These health benefits are generating new interest in Kakadu Plum, presenting an opportunity for Aboriginal communities to gain livelihood benefits by being involved in developing this industry by increasing the quantities grown to ensure a consistent supply of quality fruit. The Rural Industries R&D Corporation is investigating how to take advantage of this opportunity. Market analysis undertaken by the Department Agriculture and Food WA suggested that there was potential in the cosmetic marketplace for Kakadu Plum to be used in make-up but the problems facing the fledgling industry were significant. Problems included the need to reduce costs, improve harvesting skills, increase the quality and quantity of fruit, work on regional processing, the need for a generic or national brand, the need for industry co-operation and a strong representative voice for the industry, the need for certification, the need to work on intellectual property and/or Fairtrade labelling and work on understanding the fruit’s carbon footprint and to audit the carbon footprint regularly.
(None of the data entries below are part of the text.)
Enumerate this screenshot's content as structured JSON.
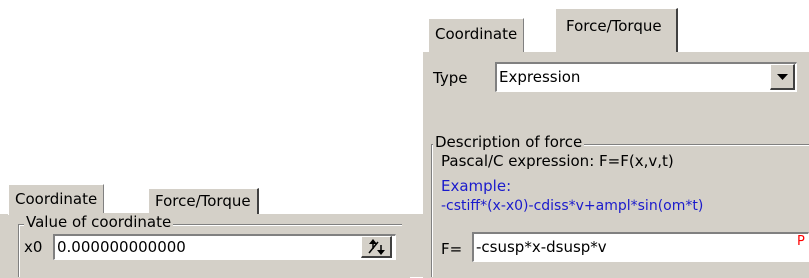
{
  "left_dialog": {
    "tabs": [
      "Coordinate",
      "Force/Torque"
    ],
    "active_tab": "Coordinate",
    "group_title": "Value of coordinate",
    "x0_label": "x0",
    "x0_value": "0.000000000000",
    "spin_icon": "spin-updown-icon"
  },
  "right_dialog": {
    "tabs": [
      "Coordinate",
      "Force/Torque"
    ],
    "active_tab": "Force/Torque",
    "type_label": "Type",
    "type_value": "Expression",
    "dropdown_icon": "chevron-down-icon",
    "group_title": "Description of force",
    "expression_hint": "Pascal/C expression: F=F(x,v,t)",
    "example_label": "Example:",
    "example_text": "-cstiff*(x-x0)-cdiss*v+ampl*sin(om*t)",
    "f_label": "F=",
    "f_value": "-csusp*x-dsusp*v",
    "f_marker": "P",
    "example_color": "#1a1acc",
    "marker_color": "#ff0000"
  }
}
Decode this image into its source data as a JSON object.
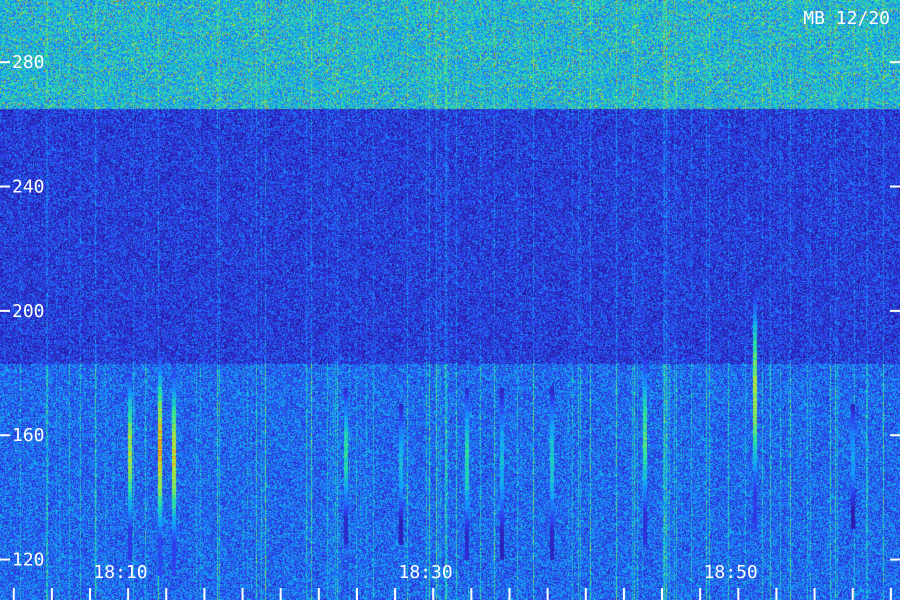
{
  "chart_data": {
    "type": "heatmap",
    "title": "MB 12/20",
    "ylim": [
      107,
      300
    ],
    "y_ticks": [
      "120",
      "160",
      "200",
      "240",
      "280"
    ],
    "y_tick_values": [
      120,
      160,
      200,
      240,
      280
    ],
    "x_labels": [
      "18:10",
      "18:30",
      "18:50"
    ],
    "x_label_minutes": [
      10,
      30,
      50
    ],
    "x_range_minutes": [
      2.1,
      61.1
    ],
    "colormap": [
      "#1a0a4a",
      "#2a13a0",
      "#2f3ff0",
      "#12a0ff",
      "#26e6a0",
      "#c8e62a",
      "#ff2a10"
    ],
    "bands": [
      {
        "y": [
          265,
          300
        ],
        "level": 0.55
      },
      {
        "y": [
          183,
          265
        ],
        "level": 0.3
      },
      {
        "y": [
          107,
          183
        ],
        "level": 0.4
      }
    ],
    "events": [
      {
        "t": 10.6,
        "y": [
          120,
          180
        ],
        "peak": 0.85
      },
      {
        "t": 12.6,
        "y": [
          115,
          185
        ],
        "peak": 0.95
      },
      {
        "t": 13.5,
        "y": [
          115,
          180
        ],
        "peak": 0.9
      },
      {
        "t": 24.8,
        "y": [
          125,
          175
        ],
        "peak": 0.7
      },
      {
        "t": 28.4,
        "y": [
          125,
          170
        ],
        "peak": 0.6
      },
      {
        "t": 32.7,
        "y": [
          120,
          175
        ],
        "peak": 0.7
      },
      {
        "t": 35.0,
        "y": [
          120,
          175
        ],
        "peak": 0.6
      },
      {
        "t": 38.3,
        "y": [
          120,
          175
        ],
        "peak": 0.65
      },
      {
        "t": 44.4,
        "y": [
          125,
          185
        ],
        "peak": 0.75
      },
      {
        "t": 51.6,
        "y": [
          130,
          205
        ],
        "peak": 0.85
      },
      {
        "t": 58.0,
        "y": [
          130,
          170
        ],
        "peak": 0.55
      }
    ]
  }
}
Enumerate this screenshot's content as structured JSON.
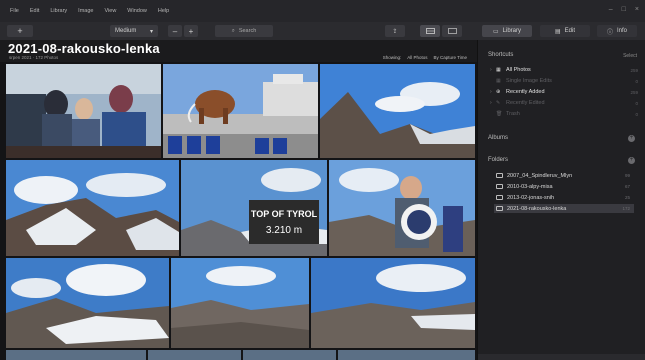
{
  "menu": [
    "File",
    "Edit",
    "Library",
    "Image",
    "View",
    "Window",
    "Help"
  ],
  "window_controls": [
    "–",
    "□",
    "×"
  ],
  "toolbar": {
    "add_label": "+",
    "zoom_label": "Medium",
    "zoom_caret": "▾",
    "minus_label": "–",
    "plus_label": "+",
    "search_icon": "⌕",
    "search_label": "Search",
    "share_icon": "⇪",
    "tabs": [
      {
        "icon": "▭",
        "label": "Library"
      },
      {
        "icon": "▤",
        "label": "Edit"
      },
      {
        "icon": "ⓘ",
        "label": "Info"
      }
    ]
  },
  "header": {
    "title": "2021-08-rakousko-lenka",
    "subtitle": "srpen 2021 · 172 Photos",
    "showing_label": "Showing:",
    "showing_value": "All Photos",
    "sort_value": "By Capture Time"
  },
  "panel": {
    "shortcuts_title": "Shortcuts",
    "shortcuts_action": "Select",
    "shortcuts": [
      {
        "icon": "▦",
        "label": "All Photos",
        "count": "259",
        "dim": false
      },
      {
        "icon": "▦",
        "label": "Single Image Edits",
        "count": "0",
        "dim": true
      },
      {
        "icon": "⊕",
        "label": "Recently Added",
        "count": "259",
        "dim": false
      },
      {
        "icon": "✎",
        "label": "Recently Edited",
        "count": "0",
        "dim": true
      },
      {
        "icon": "🗑",
        "label": "Trash",
        "count": "0",
        "dim": true
      }
    ],
    "albums_title": "Albums",
    "folders_title": "Folders",
    "add_icon": "+",
    "folders": [
      {
        "label": "2007_04_Spindleruv_Mlyn",
        "count": "99"
      },
      {
        "label": "2010-03-alpy-misa",
        "count": "67"
      },
      {
        "label": "2013-02-jonas-snih",
        "count": "25"
      },
      {
        "label": "2021-08-rakousko-lenka",
        "count": "172"
      }
    ]
  },
  "photos": [
    {
      "kind": "kids",
      "sky": "#9fb4c9"
    },
    {
      "kind": "mammoth",
      "sky": "#6f9fd8"
    },
    {
      "kind": "mountain",
      "sky": "#3f82d6"
    },
    {
      "kind": "mountain",
      "sky": "#4a88d2"
    },
    {
      "kind": "sign",
      "sky": "#5a92d0",
      "sign_text": "TOP OF TYROL",
      "sign_alt": "3.210 m"
    },
    {
      "kind": "boy",
      "sky": "#6ba0dc"
    },
    {
      "kind": "snow",
      "sky": "#3e7cc8"
    },
    {
      "kind": "rocks",
      "sky": "#4f8fd6"
    },
    {
      "kind": "rocks",
      "sky": "#3b78c8"
    },
    {
      "kind": "strip",
      "sky": "#5b6f85"
    }
  ]
}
The Rural Industries R&D Corporation funded two workshops, one held in Broome in July 2011 and one in Darwin in October 2011, which sought to build on stories of cultural and scientific knowledge of the fruit in the aspiration that collaboration and judicious investment in research and development will maximise the community benefit flowing from Kakadu Plum’s future management. These workshops were attended by traditional land owners, government, and research organisations. As a consequence RIRDC is funding a three year project to look at enhancing the quality and quantity of supply all along the value chain in both wild harvest and cultivation, as well as much improved industry processing capacity. This will be undertaken by establishing two genetic orchards in the top end of Australia. The proposal is still being finalised but it is hoped the research will commence in late 2012.
For more information contact Alison Saunders Senior Research Manager: firstname.lastname@example.org
Thanks to Rural Industries R&D Corporation for this article.